Cities are raising parking fines and collecting unpaid tickets to raise revenue, reports USA Today. The National League of Cities says 47% of the nation’s cities raised fees and fines last year. Revenue from these places rivals property taxes as a major source of municipal income. Every $1 spent issuing tickets or collecting fines reaps $5 in revenue, says New York’s Independent Budget Office. “Writing parking tickets is like printing money for cities,” says Glen Bolofsky, who founded www.parkingticket.com to help drivers contest tickets.

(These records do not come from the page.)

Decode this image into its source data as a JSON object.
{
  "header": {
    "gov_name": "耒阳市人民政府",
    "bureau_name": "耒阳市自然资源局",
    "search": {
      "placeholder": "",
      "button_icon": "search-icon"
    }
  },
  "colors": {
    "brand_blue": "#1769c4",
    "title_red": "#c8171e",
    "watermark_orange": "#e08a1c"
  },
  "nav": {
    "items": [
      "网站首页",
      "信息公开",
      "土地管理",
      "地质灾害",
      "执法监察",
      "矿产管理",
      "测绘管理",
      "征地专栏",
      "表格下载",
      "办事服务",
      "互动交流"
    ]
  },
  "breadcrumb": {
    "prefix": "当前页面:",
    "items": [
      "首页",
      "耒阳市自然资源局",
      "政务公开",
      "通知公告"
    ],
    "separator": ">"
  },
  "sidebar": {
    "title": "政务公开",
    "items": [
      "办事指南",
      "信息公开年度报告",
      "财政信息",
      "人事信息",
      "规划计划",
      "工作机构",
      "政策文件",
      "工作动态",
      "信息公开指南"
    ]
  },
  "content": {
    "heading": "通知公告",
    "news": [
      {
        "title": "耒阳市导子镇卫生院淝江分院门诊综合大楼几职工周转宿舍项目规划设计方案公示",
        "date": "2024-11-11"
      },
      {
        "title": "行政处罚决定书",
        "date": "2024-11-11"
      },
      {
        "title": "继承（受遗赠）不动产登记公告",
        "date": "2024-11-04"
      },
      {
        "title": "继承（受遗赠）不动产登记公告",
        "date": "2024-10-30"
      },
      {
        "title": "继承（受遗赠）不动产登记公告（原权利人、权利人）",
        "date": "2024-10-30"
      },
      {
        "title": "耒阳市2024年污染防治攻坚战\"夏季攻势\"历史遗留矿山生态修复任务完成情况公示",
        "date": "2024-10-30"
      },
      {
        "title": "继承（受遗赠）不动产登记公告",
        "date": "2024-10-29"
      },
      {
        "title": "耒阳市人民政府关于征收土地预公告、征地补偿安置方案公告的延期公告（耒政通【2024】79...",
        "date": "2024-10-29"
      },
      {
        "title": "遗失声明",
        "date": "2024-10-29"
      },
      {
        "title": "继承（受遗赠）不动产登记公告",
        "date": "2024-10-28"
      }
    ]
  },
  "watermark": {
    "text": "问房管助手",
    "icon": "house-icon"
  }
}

Chicago will issue about the same number of tickets – 3.5 million – as in each of the past five years. But the city should collect about $170 million this year, a 52 percent increase over the past two years. New York expects to collect $540 million this fiscal year from tickets, up from $414 million in 2003. New York effectively doubled its parking fines in 2002. San Francisco expects to collect $87 million this year in parking fines after it raised most fines last year for the first time in a decade. Other cities will go after scofflaws who owe unpaid tickets. Detroit is owed $30 million on 1.5 million unpaid parking tickets dating back five years. Birmingham, Ala., hopes its crackdown on unpaid parking fines will prevent the city from having to cut its budget. Last year, $1.4 million in fines went uncollected. Chicago now puts a boot on a car if three tickets are unpaid, rather than five. The city tracks violators when they change license plates.